There, I said it. You read it. Phil Collins.
For those of you nearing the age of AARP membership, or who have recently scheduled colonoscopies, there was a time when, love him or hate him, Phil Collins could do no wrong -- acting career aside. Hit after hit during the 1980s catapulted him from little-known drummer/singer of Genesis to mega-superstar of galactic proportions. For decades, the workaholic churned out album after album, project after project, and I'm not just talking about hit singles.
Then he became a commercial success and it all went to hell. Not because of him, though. He was just doing his thing and had enough business smarts to get paid good money for it, a fact that apparently pissed off some people and branded him a sell-out.
Now, after years of self-imposed musical exile, the guy's recent announcement that he plans to release a new album has certain critics freaking out like the devil is crawling out of hell to steal our children (or our chocolate, whichever scenario you find more terrifying). Honestly, what's the worst that can happen -- a crappy album? Or, perhaps, a really good album that you simply don't care for because it doesn't satisfy your taste in music?
I, for one, am looking forward to a new Phil Collins album. It doesn't matter if it's better than the best batch of songs he's ever pressed to vinyl or worse than the most middling soft rock he's ever been accused of compressing to MP3 format, I'm going to give it a listen because that's what a diehard fan does.
A diehard Genesis fan goes to see Peter Gabriel in concert even though Peter Gabriel hasn't released a decent album in 20 years. A diehard Genesis fan owns Mike Rutherford's solo albums (but is excused from anything after The Living Years). A diehard Genesis fan owns the three-and-a-half albums Tony Banks attempted after creatively flaming out in the early 1980s. A diehard Genesis fan owns all 473 Steve Hackett solo albums because he's the only former member of the group apparently not embarrassed by his progressive rock past.
Now, while I am looking forward to whatever music Mr. Collins chooses to release, I do have a small wish list I hope he takes to heart:
- Get over it: You were overplayed and overexposed. Not your fault. You think Adele has never heard one of her songs on the radio and thought: "Good God, not her again." Your music would not have sold if people didn't like it, so stop being apologetic for your success. As for the critics who will never like anything you do, tell 'em to go screw.
- Get out of your rut: Like many artists who achieve pop-star success, your sound essentially stopped developing when you struck it big. Maybe you think you know what people expect from you, or maybe you think every song you write that doesn't break the Top 40 is a failure, or maybe you just don't hear it. Whatever... Shake things up and forget about commercial viability. After all, you're wealthy enough to not have to worry about it.

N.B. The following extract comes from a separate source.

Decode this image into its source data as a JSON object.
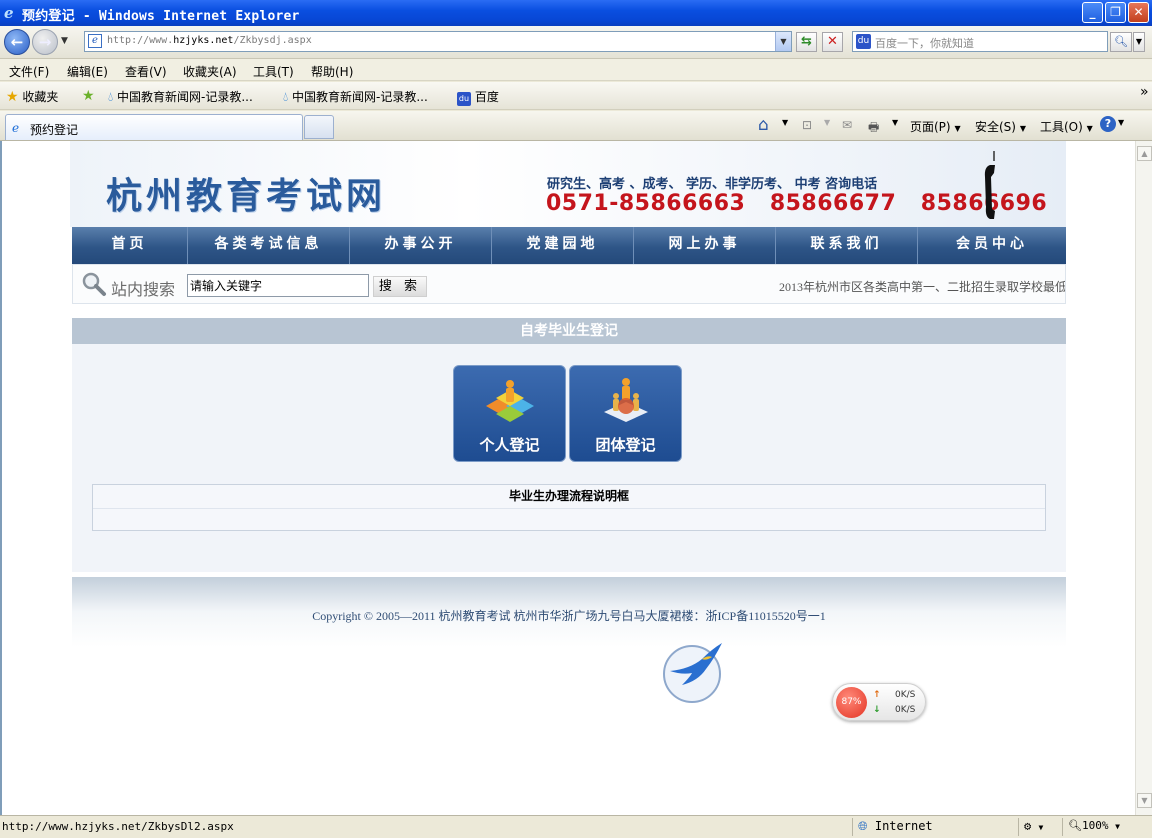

- Collaborate: Not that you haven't written some fantastic tunes, but some of your greatest achievements in music were in support of other people's ideas. All I'm saying is you don't have to do it all by yourself. Make new friends, call up some old friends, and get others involved in the creative process. (That doesn't mean rehashing your old sound with a young, hip producer -- please don't do that.)
- Arena tours suck: Take a cue from your former bandmates and visit venues that are more intimate. My Lovely Wife and I took Our Daughter to see Peter Gabriel in Fairfax, VA, a few years ago with a few thousand other people and it was awesome. I got to see Steve Hackett's superb Genesis Revisited tour in a medium-size hall in Atlanta last year and it ranks as the greatest concert I've ever experienced. Much better than squinting from nosebleed seats a football field away just to see the Jumbotron.
- Genesis Reunion: Stop thinking in terms of the trio versus the quintet. If you aren't up to the drumming, hire someone to fill in. We're cool with that. And just because Gabriel might not be interested doesn't mean we wouldn't like to hear Hackett tear through Firth of Fifth or pluck happily away on I Know What I Like. You could always do a one-off guest spot in their tours, or vice versa.
© 2015 Mark Feggeler